Repeat the entries word for word. Leave nothing out.

□ □ □

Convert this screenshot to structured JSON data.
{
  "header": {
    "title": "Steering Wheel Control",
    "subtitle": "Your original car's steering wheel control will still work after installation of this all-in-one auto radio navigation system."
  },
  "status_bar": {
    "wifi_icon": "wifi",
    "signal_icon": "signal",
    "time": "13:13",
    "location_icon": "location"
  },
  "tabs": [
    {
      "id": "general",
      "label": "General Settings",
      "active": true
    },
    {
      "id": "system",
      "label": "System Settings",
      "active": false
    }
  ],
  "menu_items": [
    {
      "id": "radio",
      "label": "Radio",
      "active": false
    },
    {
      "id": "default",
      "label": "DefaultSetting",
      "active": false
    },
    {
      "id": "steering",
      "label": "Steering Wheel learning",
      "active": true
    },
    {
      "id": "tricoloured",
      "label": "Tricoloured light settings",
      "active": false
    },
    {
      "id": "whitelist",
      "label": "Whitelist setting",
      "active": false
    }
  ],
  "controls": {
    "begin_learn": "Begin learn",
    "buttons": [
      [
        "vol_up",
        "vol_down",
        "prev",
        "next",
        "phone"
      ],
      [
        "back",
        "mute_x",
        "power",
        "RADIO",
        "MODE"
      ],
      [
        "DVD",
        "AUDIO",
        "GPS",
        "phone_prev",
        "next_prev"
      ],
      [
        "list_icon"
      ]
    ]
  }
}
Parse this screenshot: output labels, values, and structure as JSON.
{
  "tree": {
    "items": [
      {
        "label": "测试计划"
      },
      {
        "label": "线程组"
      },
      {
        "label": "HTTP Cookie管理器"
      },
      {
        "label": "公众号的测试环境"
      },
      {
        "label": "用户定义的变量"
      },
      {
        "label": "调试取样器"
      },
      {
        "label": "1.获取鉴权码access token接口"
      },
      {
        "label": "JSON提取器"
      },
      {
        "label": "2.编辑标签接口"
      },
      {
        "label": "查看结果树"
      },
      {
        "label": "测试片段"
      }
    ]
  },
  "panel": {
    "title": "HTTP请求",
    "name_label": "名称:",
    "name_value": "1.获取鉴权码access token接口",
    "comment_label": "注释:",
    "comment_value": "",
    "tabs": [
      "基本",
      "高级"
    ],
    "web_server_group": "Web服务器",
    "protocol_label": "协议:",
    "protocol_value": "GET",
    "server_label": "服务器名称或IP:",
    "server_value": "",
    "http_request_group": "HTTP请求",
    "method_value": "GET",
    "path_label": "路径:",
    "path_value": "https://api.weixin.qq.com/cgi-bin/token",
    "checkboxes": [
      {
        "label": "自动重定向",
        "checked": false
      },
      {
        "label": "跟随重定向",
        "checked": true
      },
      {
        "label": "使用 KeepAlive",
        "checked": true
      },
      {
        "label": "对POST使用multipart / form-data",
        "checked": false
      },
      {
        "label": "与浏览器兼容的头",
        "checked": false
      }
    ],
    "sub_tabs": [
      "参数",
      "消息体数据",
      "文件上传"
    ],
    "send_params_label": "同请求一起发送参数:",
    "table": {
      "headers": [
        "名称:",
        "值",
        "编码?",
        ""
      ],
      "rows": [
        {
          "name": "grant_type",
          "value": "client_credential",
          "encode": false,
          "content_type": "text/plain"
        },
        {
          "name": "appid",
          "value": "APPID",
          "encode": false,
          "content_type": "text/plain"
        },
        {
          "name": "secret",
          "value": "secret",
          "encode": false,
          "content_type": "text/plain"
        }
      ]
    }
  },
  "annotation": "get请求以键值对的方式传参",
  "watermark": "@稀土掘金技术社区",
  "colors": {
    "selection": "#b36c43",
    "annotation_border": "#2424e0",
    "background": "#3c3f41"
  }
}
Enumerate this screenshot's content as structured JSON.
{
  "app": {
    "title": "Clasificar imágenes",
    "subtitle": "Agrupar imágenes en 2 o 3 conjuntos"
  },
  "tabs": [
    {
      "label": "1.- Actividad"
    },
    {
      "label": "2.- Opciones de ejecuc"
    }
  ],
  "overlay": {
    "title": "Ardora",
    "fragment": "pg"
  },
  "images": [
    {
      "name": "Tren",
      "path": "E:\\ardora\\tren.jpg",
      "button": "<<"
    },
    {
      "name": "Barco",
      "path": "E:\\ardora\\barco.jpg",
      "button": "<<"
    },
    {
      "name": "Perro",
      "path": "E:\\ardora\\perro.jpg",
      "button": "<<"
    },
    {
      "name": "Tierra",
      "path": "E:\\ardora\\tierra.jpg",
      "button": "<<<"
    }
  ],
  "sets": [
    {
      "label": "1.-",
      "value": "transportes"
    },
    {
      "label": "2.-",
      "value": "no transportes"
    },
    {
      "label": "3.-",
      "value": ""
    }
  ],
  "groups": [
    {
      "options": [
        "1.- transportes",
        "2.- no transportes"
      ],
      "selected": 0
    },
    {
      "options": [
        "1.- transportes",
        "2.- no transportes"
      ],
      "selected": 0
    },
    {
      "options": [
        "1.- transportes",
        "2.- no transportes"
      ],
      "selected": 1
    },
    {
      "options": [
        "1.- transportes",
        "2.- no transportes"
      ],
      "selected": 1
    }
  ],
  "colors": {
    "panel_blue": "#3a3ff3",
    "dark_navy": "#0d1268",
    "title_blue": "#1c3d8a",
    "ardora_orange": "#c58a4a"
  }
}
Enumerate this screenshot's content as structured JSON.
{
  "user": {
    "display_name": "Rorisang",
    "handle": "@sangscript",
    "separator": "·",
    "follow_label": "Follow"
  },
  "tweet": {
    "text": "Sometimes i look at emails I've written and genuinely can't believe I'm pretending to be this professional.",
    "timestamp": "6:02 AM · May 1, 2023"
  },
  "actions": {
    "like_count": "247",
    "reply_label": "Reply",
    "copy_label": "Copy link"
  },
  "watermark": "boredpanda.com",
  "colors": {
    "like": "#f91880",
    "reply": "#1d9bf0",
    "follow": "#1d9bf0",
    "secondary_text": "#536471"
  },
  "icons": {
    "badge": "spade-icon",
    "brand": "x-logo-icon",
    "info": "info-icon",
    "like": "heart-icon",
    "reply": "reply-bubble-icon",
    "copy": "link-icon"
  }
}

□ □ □

THE ANSWER
Convert this screenshot to structured JSON data.
{
  "header": {
    "title": "Steering Wheel Control",
    "subtitle": "Your original car's steering wheel control will still work after installation of this all-in-one auto radio navigation system."
  },
  "status_bar": {
    "wifi_icon": "wifi",
    "signal_icon": "signal",
    "time": "13:13",
    "location_icon": "location"
  },
  "tabs": [
    {
      "id": "general",
      "label": "General Settings",
      "active": true
    },
    {
      "id": "system",
      "label": "System Settings",
      "active": false
    }
  ],
  "menu_items": [
    {
      "id": "radio",
      "label": "Radio",
      "active": false
    },
    {
      "id": "default",
      "label": "DefaultSetting",
      "active": false
    },
    {
      "id": "steering",
      "label": "Steering Wheel learning",
      "active": true
    },
    {
      "id": "tricoloured",
      "label": "Tricoloured light settings",
      "active": false
    },
    {
      "id": "whitelist",
      "label": "Whitelist setting",
      "active": false
    }
  ],
  "controls": {
    "begin_learn": "Begin learn",
    "buttons": [
      [
        "vol_up",
        "vol_down",
        "prev",
        "next",
        "phone"
      ],
      [
        "back",
        "mute_x",
        "power",
        "RADIO",
        "MODE"
      ],
      [
        "DVD",
        "AUDIO",
        "GPS",
        "phone_prev",
        "next_prev"
      ],
      [
        "list_icon"
      ]
    ]
  }
}
Parse this screenshot: output labels, values, and structure as JSON.
{
  "tree": {
    "items": [
      {
        "label": "测试计划"
      },
      {
        "label": "线程组"
      },
      {
        "label": "HTTP Cookie管理器"
      },
      {
        "label": "公众号的测试环境"
      },
      {
        "label": "用户定义的变量"
      },
      {
        "label": "调试取样器"
      },
      {
        "label": "1.获取鉴权码access token接口"
      },
      {
        "label": "JSON提取器"
      },
      {
        "label": "2.编辑标签接口"
      },
      {
        "label": "查看结果树"
      },
      {
        "label": "测试片段"
      }
    ]
  },
  "panel": {
    "title": "HTTP请求",
    "name_label": "名称:",
    "name_value": "1.获取鉴权码access token接口",
    "comment_label": "注释:",
    "comment_value": "",
    "tabs": [
      "基本",
      "高级"
    ],
    "web_server_group": "Web服务器",
    "protocol_label": "协议:",
    "protocol_value": "GET",
    "server_label": "服务器名称或IP:",
    "server_value": "",
    "http_request_group": "HTTP请求",
    "method_value": "GET",
    "path_label": "路径:",
    "path_value": "https://api.weixin.qq.com/cgi-bin/token",
    "checkboxes": [
      {
        "label": "自动重定向",
        "checked": false
      },
      {
        "label": "跟随重定向",
        "checked": true
      },
      {
        "label": "使用 KeepAlive",
        "checked": true
      },
      {
        "label": "对POST使用multipart / form-data",
        "checked": false
      },
      {
        "label": "与浏览器兼容的头",
        "checked": false
      }
    ],
    "sub_tabs": [
      "参数",
      "消息体数据",
      "文件上传"
    ],
    "send_params_label": "同请求一起发送参数:",
    "table": {
      "headers": [
        "名称:",
        "值",
        "编码?",
        ""
      ],
      "rows": [
        {
          "name": "grant_type",
          "value": "client_credential",
          "encode": false,
          "content_type": "text/plain"
        },
        {
          "name": "appid",
          "value": "APPID",
          "encode": false,
          "content_type": "text/plain"
        },
        {
          "name": "secret",
          "value": "secret",
          "encode": false,
          "content_type": "text/plain"
        }
      ]
    }
  },
  "annotation": "get请求以键值对的方式传参",
  "watermark": "@稀土掘金技术社区",
  "colors": {
    "selection": "#b36c43",
    "annotation_border": "#2424e0",
    "background": "#3c3f41"
  }
}
Enumerate this screenshot's content as structured JSON.
{
  "app": {
    "title": "Clasificar imágenes",
    "subtitle": "Agrupar imágenes en 2 o 3 conjuntos"
  },
  "tabs": [
    {
      "label": "1.- Actividad"
    },
    {
      "label": "2.- Opciones de ejecuc"
    }
  ],
  "overlay": {
    "title": "Ardora",
    "fragment": "pg"
  },
  "images": [
    {
      "name": "Tren",
      "path": "E:\\ardora\\tren.jpg",
      "button": "<<"
    },
    {
      "name": "Barco",
      "path": "E:\\ardora\\barco.jpg",
      "button": "<<"
    },
    {
      "name": "Perro",
      "path": "E:\\ardora\\perro.jpg",
      "button": "<<"
    },
    {
      "name": "Tierra",
      "path": "E:\\ardora\\tierra.jpg",
      "button": "<<<"
    }
  ],
  "sets": [
    {
      "label": "1.-",
      "value": "transportes"
    },
    {
      "label": "2.-",
      "value": "no transportes"
    },
    {
      "label": "3.-",
      "value": ""
    }
  ],
  "groups": [
    {
      "options": [
        "1.- transportes",
        "2.- no transportes"
      ],
      "selected": 0
    },
    {
      "options": [
        "1.- transportes",
        "2.- no transportes"
      ],
      "selected": 0
    },
    {
      "options": [
        "1.- transportes",
        "2.- no transportes"
      ],
      "selected": 1
    },
    {
      "options": [
        "1.- transportes",
        "2.- no transportes"
      ],
      "selected": 1
    }
  ],
  "colors": {
    "panel_blue": "#3a3ff3",
    "dark_navy": "#0d1268",
    "title_blue": "#1c3d8a",
    "ardora_orange": "#c58a4a"
  }
}
Enumerate this screenshot's content as structured JSON.
{
  "user": {
    "display_name": "Rorisang",
    "handle": "@sangscript",
    "separator": "·",
    "follow_label": "Follow"
  },
  "tweet": {
    "text": "Sometimes i look at emails I've written and genuinely can't believe I'm pretending to be this professional.",
    "timestamp": "6:02 AM · May 1, 2023"
  },
  "actions": {
    "like_count": "247",
    "reply_label": "Reply",
    "copy_label": "Copy link"
  },
  "watermark": "boredpanda.com",
  "colors": {
    "like": "#f91880",
    "reply": "#1d9bf0",
    "follow": "#1d9bf0",
    "secondary_text": "#536471"
  },
  "icons": {
    "badge": "spade-icon",
    "brand": "x-logo-icon",
    "info": "info-icon",
    "like": "heart-icon",
    "reply": "reply-bubble-icon",
    "copy": "link-icon"
  }
}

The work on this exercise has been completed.